Thomas Bahde teaches in the School of History, Philosophy, and Religion at Oregon State University. He has authored articles on the midwestern experience during the Civil War and is the editor of The Story of My Campaign: The Civil War Memoir of Captain Francis T. Moore, Second Illinois Cavalry.
Listed in: American Civil War · Slavery and Slave Trade · Race and Ethnicity · American History, Midwest · African American Studies
Gus Reed was a freed slave who traveled north as Sherman’s March was sweeping through Georgia in 1864. His journey ended in Springfield, Illinois, a city undergoing fundamental changes as its white citizens struggled to understand the political, legal, and cultural consequences of emancipation and black citizenship.

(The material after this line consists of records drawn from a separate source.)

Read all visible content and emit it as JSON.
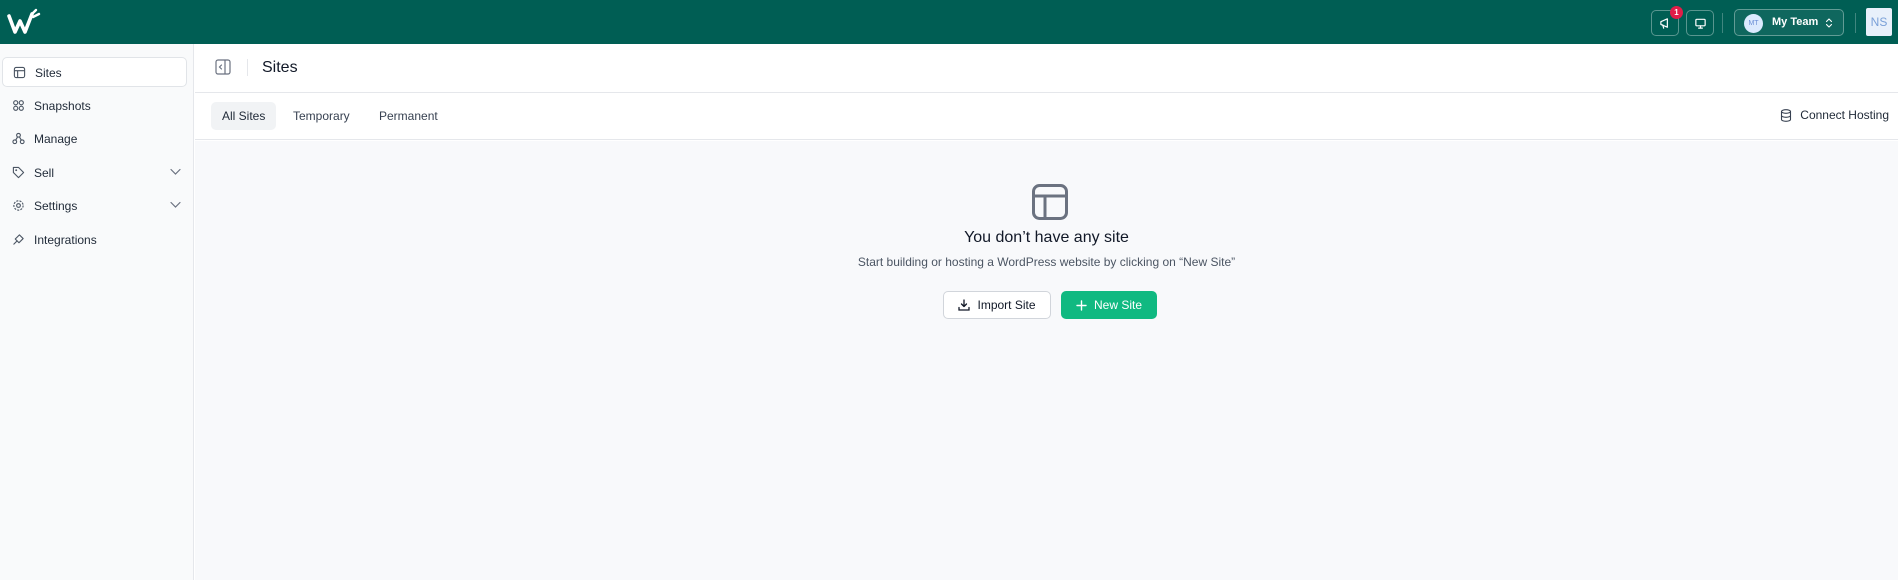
{
  "topbar": {
    "notifications_count": "1",
    "team": {
      "avatar_initials": "MT",
      "name": "My Team"
    },
    "user_initials": "NS"
  },
  "sidebar": {
    "items": [
      {
        "label": "Sites",
        "icon": "layout-icon",
        "active": true
      },
      {
        "label": "Snapshots",
        "icon": "grid-icon"
      },
      {
        "label": "Manage",
        "icon": "nodes-icon"
      },
      {
        "label": "Sell",
        "icon": "tag-icon",
        "expandable": true
      },
      {
        "label": "Settings",
        "icon": "gear-icon",
        "expandable": true
      },
      {
        "label": "Integrations",
        "icon": "plug-icon"
      }
    ]
  },
  "header": {
    "title": "Sites"
  },
  "tabs": {
    "items": [
      {
        "label": "All Sites",
        "active": true
      },
      {
        "label": "Temporary"
      },
      {
        "label": "Permanent"
      }
    ],
    "connect_label": "Connect Hosting"
  },
  "empty_state": {
    "title": "You don’t have any site",
    "subtitle": "Start building or hosting a WordPress website by clicking on “New Site”",
    "import_label": "Import Site",
    "new_label": "New Site"
  },
  "colors": {
    "topbar": "#005e54",
    "accent": "#10b981",
    "badge": "#e11d48"
  }
}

Reed became known as a petty thief, appearing time and again in the records of the state’s courts and prisons.
“Much of Reed’s biography remains conjectural, but Bahde does an excellent job of constructing the series of contextual landscapes that support his conjectures. …The Life and Death of Gus Reed contributes to the vein of recent historical scholarship that widens the geographic compass of Reconstruction beyond the South and lengthens its chronological scope beyond 1877. In emphasizing the unsettled state of race relations in the North as well as the South during the Gilded Age and Progressive Era, this historiography performs a valuable service.”
American Historical Review, Vol. 120, No. 5, 2015